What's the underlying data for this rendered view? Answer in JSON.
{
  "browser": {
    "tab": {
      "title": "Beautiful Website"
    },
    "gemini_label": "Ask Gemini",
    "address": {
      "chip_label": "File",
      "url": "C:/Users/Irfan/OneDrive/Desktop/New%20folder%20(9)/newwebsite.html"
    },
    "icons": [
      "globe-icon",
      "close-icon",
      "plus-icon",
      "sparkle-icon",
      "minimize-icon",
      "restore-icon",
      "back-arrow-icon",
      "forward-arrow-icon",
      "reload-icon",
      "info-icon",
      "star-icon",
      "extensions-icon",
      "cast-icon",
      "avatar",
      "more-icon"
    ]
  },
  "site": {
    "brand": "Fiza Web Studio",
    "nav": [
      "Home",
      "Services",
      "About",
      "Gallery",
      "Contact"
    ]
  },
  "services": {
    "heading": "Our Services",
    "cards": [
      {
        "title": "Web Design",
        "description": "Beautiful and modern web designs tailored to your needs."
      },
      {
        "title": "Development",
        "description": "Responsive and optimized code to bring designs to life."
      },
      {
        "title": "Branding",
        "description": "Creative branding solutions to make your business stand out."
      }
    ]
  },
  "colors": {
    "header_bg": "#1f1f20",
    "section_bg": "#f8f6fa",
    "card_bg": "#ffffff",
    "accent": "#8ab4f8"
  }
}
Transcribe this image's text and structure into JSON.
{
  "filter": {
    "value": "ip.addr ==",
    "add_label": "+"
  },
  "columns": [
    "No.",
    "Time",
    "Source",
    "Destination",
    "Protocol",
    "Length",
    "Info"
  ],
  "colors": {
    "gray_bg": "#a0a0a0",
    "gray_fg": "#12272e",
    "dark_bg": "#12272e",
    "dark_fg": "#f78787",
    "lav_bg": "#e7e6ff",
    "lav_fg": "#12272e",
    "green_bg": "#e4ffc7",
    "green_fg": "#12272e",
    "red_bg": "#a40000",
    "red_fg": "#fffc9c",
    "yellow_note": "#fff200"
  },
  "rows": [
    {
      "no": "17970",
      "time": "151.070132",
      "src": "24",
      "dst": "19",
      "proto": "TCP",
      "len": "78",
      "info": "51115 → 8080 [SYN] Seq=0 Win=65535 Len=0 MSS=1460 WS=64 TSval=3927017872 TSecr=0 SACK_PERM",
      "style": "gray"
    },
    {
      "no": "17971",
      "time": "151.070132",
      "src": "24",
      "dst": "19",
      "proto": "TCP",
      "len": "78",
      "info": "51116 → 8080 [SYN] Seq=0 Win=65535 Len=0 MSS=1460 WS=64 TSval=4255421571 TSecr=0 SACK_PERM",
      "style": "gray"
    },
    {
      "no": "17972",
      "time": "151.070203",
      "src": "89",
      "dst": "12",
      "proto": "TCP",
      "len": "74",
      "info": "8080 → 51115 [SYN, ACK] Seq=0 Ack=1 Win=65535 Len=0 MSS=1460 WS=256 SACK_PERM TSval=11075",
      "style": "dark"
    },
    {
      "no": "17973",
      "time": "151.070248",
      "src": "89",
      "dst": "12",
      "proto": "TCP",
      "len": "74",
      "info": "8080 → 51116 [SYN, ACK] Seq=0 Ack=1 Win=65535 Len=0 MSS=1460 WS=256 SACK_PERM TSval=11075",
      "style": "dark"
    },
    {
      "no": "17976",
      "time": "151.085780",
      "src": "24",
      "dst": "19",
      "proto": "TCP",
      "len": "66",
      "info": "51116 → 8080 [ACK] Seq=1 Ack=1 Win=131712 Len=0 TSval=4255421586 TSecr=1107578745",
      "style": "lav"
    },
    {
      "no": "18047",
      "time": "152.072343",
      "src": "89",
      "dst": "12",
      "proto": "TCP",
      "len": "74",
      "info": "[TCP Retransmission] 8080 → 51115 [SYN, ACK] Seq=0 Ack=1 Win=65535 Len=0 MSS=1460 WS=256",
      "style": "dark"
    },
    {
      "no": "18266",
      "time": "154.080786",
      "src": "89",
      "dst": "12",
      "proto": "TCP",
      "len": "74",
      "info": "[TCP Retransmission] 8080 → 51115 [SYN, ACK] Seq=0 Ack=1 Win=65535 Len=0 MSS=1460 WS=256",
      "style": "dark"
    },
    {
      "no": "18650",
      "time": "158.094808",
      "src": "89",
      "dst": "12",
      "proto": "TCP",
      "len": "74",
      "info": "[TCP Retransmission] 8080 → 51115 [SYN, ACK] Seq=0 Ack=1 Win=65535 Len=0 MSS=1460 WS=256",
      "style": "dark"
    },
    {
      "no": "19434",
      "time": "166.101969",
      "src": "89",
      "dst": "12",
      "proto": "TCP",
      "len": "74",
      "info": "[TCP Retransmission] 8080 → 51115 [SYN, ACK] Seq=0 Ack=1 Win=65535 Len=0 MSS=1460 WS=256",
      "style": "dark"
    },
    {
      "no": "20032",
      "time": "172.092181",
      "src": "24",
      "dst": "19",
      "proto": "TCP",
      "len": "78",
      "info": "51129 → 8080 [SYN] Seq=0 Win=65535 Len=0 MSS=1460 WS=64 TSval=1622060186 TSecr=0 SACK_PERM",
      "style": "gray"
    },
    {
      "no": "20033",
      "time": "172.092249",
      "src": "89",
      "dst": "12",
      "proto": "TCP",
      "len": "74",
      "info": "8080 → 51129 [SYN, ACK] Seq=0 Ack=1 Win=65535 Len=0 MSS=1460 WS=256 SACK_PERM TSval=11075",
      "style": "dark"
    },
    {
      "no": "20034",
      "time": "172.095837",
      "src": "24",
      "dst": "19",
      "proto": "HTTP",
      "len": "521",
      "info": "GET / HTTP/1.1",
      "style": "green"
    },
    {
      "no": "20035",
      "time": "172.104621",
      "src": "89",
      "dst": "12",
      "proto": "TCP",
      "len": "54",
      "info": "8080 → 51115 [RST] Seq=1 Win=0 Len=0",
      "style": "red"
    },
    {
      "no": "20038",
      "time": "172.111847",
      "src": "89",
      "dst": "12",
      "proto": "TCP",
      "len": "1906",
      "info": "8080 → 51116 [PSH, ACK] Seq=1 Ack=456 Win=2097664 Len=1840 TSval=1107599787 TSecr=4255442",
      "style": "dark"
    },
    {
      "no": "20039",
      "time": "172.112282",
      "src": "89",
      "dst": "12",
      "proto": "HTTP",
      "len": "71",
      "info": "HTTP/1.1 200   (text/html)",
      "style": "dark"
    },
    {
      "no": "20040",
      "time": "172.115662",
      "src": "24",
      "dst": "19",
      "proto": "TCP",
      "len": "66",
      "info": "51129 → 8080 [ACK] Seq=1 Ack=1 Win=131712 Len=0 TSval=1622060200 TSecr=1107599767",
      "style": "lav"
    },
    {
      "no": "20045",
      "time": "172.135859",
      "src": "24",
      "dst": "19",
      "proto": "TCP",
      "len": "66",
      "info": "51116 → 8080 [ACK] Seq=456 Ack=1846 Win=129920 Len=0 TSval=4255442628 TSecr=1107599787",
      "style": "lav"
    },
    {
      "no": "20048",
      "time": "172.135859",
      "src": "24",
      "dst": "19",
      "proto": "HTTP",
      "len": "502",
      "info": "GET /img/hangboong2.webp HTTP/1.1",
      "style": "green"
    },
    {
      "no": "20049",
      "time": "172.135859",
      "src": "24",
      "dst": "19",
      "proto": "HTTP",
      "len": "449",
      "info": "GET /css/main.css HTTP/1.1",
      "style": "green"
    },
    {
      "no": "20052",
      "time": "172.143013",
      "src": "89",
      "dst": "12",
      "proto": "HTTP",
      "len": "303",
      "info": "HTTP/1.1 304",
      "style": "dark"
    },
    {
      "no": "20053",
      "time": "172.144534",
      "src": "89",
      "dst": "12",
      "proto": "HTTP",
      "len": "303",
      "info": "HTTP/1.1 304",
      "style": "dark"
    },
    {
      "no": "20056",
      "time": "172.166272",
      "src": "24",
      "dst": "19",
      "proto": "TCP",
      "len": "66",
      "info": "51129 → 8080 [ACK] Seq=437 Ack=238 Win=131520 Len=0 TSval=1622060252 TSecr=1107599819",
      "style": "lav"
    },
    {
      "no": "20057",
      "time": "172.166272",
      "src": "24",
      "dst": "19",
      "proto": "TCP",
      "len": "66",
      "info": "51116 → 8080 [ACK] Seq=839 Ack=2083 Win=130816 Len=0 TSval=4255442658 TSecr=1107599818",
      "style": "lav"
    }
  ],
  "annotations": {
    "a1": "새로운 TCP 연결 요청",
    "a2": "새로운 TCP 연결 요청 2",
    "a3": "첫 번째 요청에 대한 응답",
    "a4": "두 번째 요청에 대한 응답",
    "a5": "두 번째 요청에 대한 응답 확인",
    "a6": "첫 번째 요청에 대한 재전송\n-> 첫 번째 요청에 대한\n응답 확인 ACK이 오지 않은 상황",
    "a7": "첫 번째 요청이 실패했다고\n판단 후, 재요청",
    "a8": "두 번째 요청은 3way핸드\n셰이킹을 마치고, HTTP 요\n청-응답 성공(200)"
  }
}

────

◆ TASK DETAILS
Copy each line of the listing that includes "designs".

◆ OUTPUT OF THE TASK
        "description": "Beautiful and modern web designs tailored to your needs."
        "description": "Responsive and optimized code to bring designs to life."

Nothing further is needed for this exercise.